The Facebook-WhatsApp deal had already received approval from the Federal Trade Commission this past April. But the FTC was more concerned about the arrangement, at least when it comes to privacy. Along with its approval, the agency included a letter cautioning both Facebook and WhatsApp that they continue WhatsApp's policy of not collecting usernames, locations, email address, or other data, and that the company not share users' phone numbers with third parties.
"We want to make clear that, regardless of the acquisition, WhatsApp must continue to honor these promises to consumers," Bureau of Consumer Protection Director Jessica Rich wrote. "Further, if the acquisition is completed and WhatsApp fails to honor these promises, both companies could be in violation of Section 5 of the Federal Trade Commission (FTC) Act and, potentially, the FTC's order against Facebook."
Both Facebook CEO Mark Zuckerberg and WhatsApp CEO Jan Koum said that WhatsApp's privacy policies would remain the same. But the FTC vowed to keep an eye on the two just to be sure.
"Hundreds of millions of users have entrusted their personal information to WhatsApp," Rich told Facebook and WhatsApp. "The FTC staff will continue to monitor the companies' practices to ensure that Facebook and WhatsApp honor the promises they have made to those users."
Europe traditionally takes a strong stance on the privacy of its citizens, but concerns over privacy didn't play much of a role in the Facebook-WhatsApp deal.
"In the context of this investigation, the Commission analysed potential data concentration issues only to the extent that it could hamper competition in the online advertising market," the EC said in its statement. "Any privacy-related concerns flowing from the increased concentration of data within the control of Facebook as a result of the transaction do not fall within the scope of EU competition law. Based on the above, the Commission therefore concluded that the transaction would raise no competition concerns."
With approval from both the US and Europe in place, the acquisition should now be able to go through without any obstacles. The deal is expected to close sometime in the next few months.

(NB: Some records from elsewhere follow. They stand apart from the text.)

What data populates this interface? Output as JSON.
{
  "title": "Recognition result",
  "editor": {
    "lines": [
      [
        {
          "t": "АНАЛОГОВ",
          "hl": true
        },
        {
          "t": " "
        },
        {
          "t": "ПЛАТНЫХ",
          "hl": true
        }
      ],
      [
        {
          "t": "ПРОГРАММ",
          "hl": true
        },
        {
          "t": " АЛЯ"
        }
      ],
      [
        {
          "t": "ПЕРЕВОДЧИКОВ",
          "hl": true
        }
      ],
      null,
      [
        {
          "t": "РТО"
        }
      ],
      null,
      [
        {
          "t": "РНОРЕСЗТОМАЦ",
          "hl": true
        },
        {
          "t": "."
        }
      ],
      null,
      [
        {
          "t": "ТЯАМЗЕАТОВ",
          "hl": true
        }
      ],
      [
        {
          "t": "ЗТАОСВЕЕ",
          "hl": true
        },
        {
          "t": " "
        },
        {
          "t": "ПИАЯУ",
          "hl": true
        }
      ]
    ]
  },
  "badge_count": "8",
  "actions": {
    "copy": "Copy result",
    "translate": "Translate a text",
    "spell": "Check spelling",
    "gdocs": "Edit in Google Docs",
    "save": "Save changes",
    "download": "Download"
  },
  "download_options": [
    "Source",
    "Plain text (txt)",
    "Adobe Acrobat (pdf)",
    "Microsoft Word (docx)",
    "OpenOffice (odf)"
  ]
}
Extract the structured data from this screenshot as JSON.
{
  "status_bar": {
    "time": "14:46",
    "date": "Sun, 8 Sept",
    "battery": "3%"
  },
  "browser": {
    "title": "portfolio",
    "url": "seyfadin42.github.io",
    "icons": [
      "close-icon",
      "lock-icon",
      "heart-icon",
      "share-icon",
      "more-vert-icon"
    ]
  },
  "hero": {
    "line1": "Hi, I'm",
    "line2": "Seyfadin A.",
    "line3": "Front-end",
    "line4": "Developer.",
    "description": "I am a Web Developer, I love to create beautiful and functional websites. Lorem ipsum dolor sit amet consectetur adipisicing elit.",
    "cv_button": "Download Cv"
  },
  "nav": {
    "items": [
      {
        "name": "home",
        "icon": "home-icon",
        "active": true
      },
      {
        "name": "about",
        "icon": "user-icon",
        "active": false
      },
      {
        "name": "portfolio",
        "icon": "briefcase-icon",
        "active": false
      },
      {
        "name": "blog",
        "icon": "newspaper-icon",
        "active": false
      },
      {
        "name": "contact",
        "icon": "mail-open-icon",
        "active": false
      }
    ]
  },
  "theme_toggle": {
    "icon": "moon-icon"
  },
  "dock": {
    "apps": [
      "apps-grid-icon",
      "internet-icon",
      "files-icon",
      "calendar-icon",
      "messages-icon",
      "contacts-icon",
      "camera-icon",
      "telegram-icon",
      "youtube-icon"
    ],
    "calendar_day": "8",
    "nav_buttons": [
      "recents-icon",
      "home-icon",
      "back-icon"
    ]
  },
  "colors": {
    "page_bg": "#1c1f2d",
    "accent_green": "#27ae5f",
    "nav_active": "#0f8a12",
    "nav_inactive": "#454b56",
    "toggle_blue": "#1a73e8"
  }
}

Commenting on the EC's regulatory approval, a Facebook spokeswoman told CNET that "we are pleased to have received clearance from the European Commission and look forward to closing the acquisition."Lance Whitney Journalist, software trainer, and Web developer Lance Whitney writes columns and reviews for CNET, Computer Shopper, Microsoft TechNet, and other technology sites. His first book, "Windows 8 Five Minutes at a Time," was published by Wiley & Sons in November 2012. See full bio